The American economy grew at a revised annual rate of 1.9 percent in the first quarter of 2003, up slightly from the previous quarter but still sluggish, the Commerce Department reported on Thursday.
Economists typically view a rate of about 3 percent as the benchmark for determining healthy growth in the American economy.
On the job front, new claims for unemployment benefits dropped last week by a seasonally adjusted 9,000, to 424,000, for the week ending Saturday.
Although that figure fell, it remains above 400,000 initial jobless claims, which economists associate with an anemic job market.
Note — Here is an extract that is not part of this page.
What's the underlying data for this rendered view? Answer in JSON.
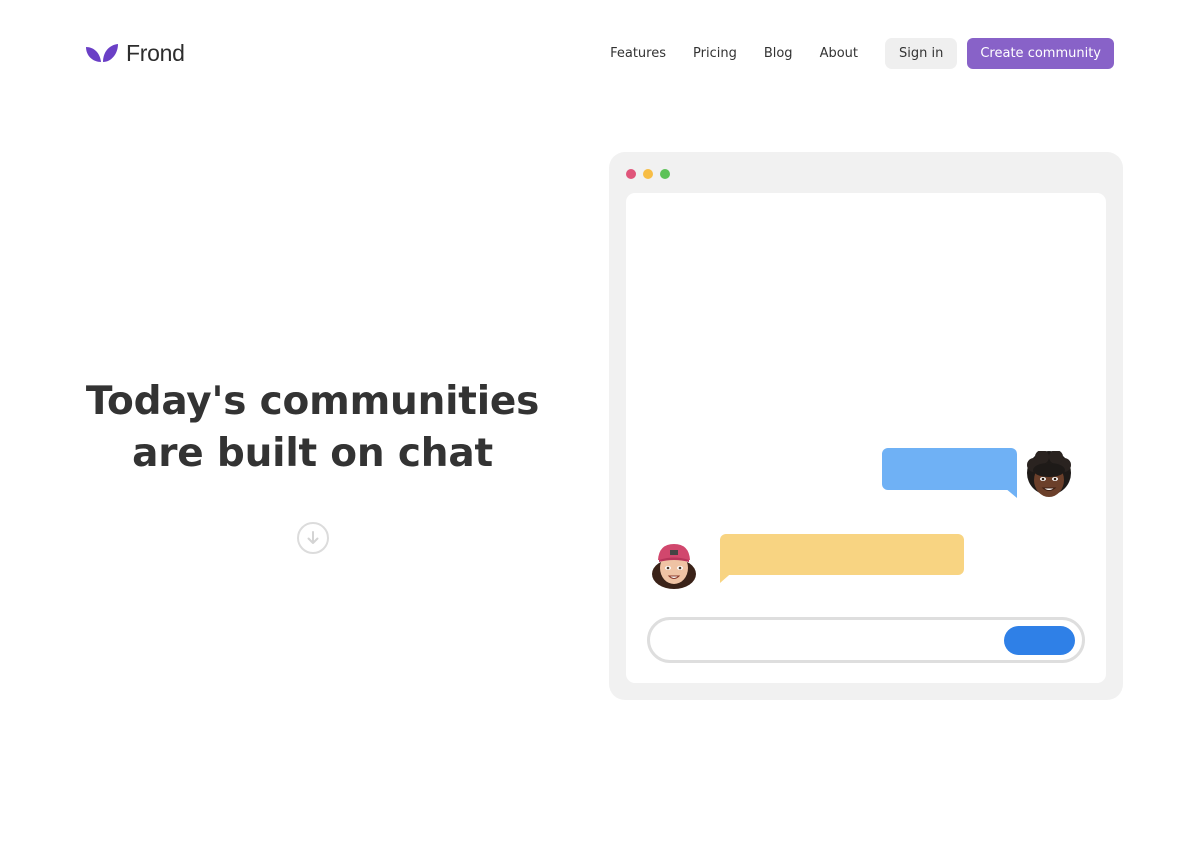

In addition, the Labor Department said that the total number of jobless people collecting unemployment benefits leapt 83,000 to an 18-month high of 3.76 million for the week ending May 17.
The Commerce Department said the increase in the real gross domestic product — the nation’s output of goods and services — was driven by increases in personal consumption expenditures and residential investment.
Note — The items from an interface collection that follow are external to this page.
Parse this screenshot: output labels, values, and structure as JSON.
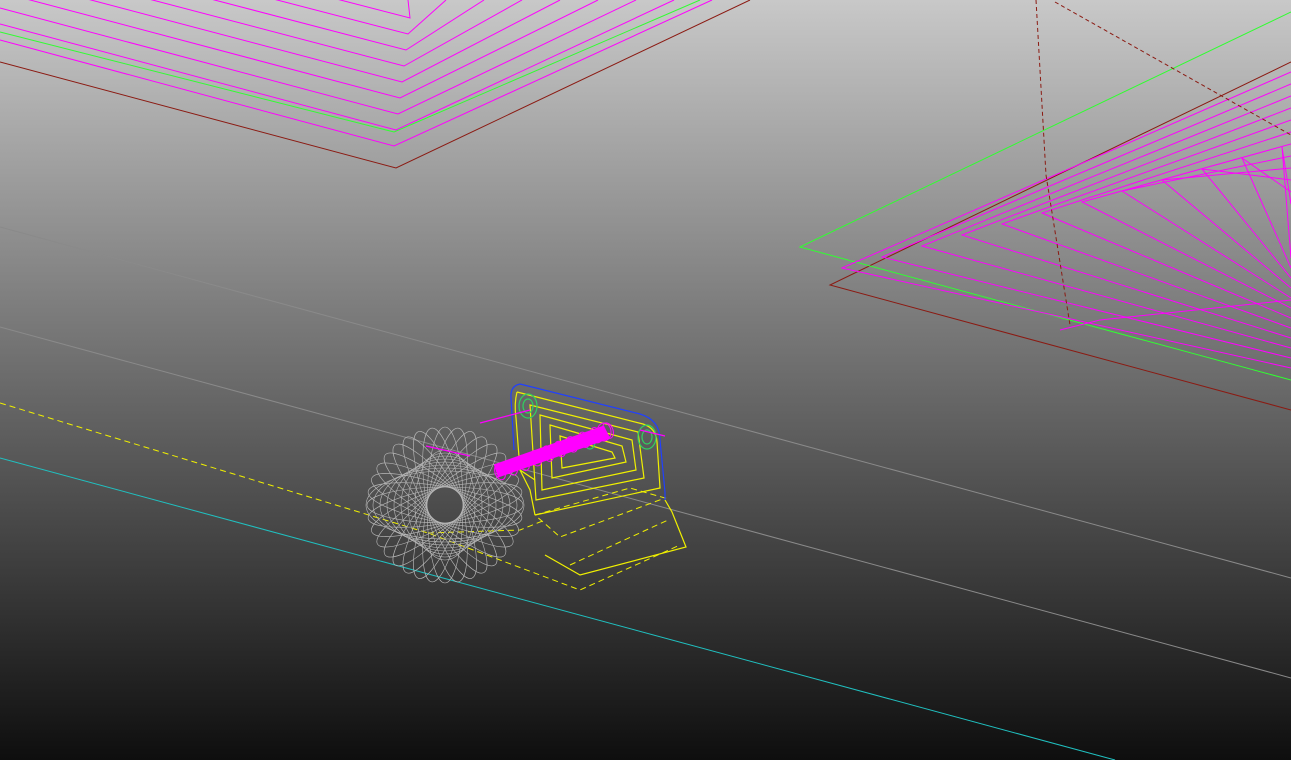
{
  "viewport": {
    "description_visible_text": "",
    "background": {
      "top_color": "#c8c8c8",
      "bottom_color": "#0e0e0e"
    }
  },
  "colors": {
    "toolpath_offsets": "#ff00ff",
    "stock_boundary_green": "#30ff30",
    "part_boundary_red": "#8b1a12",
    "reference_lines_gray": "#8a8a8a",
    "fixture_yellow": "#f0f000",
    "tool_blue": "#2040ff",
    "axis_cyan": "#20c0c0",
    "tool_ghost_gray": "#b8b8b8",
    "hole_green": "#30d060"
  },
  "scene": {
    "objects": [
      "upper-left-toolpath-pocket",
      "right-toolpath-pocket",
      "center-part-fixture",
      "cutting-tool-path",
      "tool-ghost",
      "reference-lines"
    ]
  }
}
Last month, the Commerce Department’s Bureau of Economic Analysis estimated a slightly lower rate for the first quarter of 1.6 percent. In the fourth quarter, real gross domestic product increased 1.4 percent.
About two-thirds of the economy is made up of consumer spending. As such, whenever American shoppers feel more comfortable spending money, it tends to give both the economy and the stock market a boost.
The stock market has been rising, although it was mixed Thursday afternoon, with the Dow Jones industrial average closing slightly down, while the Nasdaq composite index closed up.
The Commerce Department said that economic growth was tempered by ‘‘negative contributions from equipment and software and from private inventory investment.’’ But imports, which statisticians subtract from their calculation of the gross national product, decreased in the quarter.
The corporate outlook remains cloudy. Current production, a measure of corporate profits with inventories and capital consumption adjustments, rose a modest $7.9 billion in the quarter, slowing down from a rise of $25.1 billion in the fourth quarter.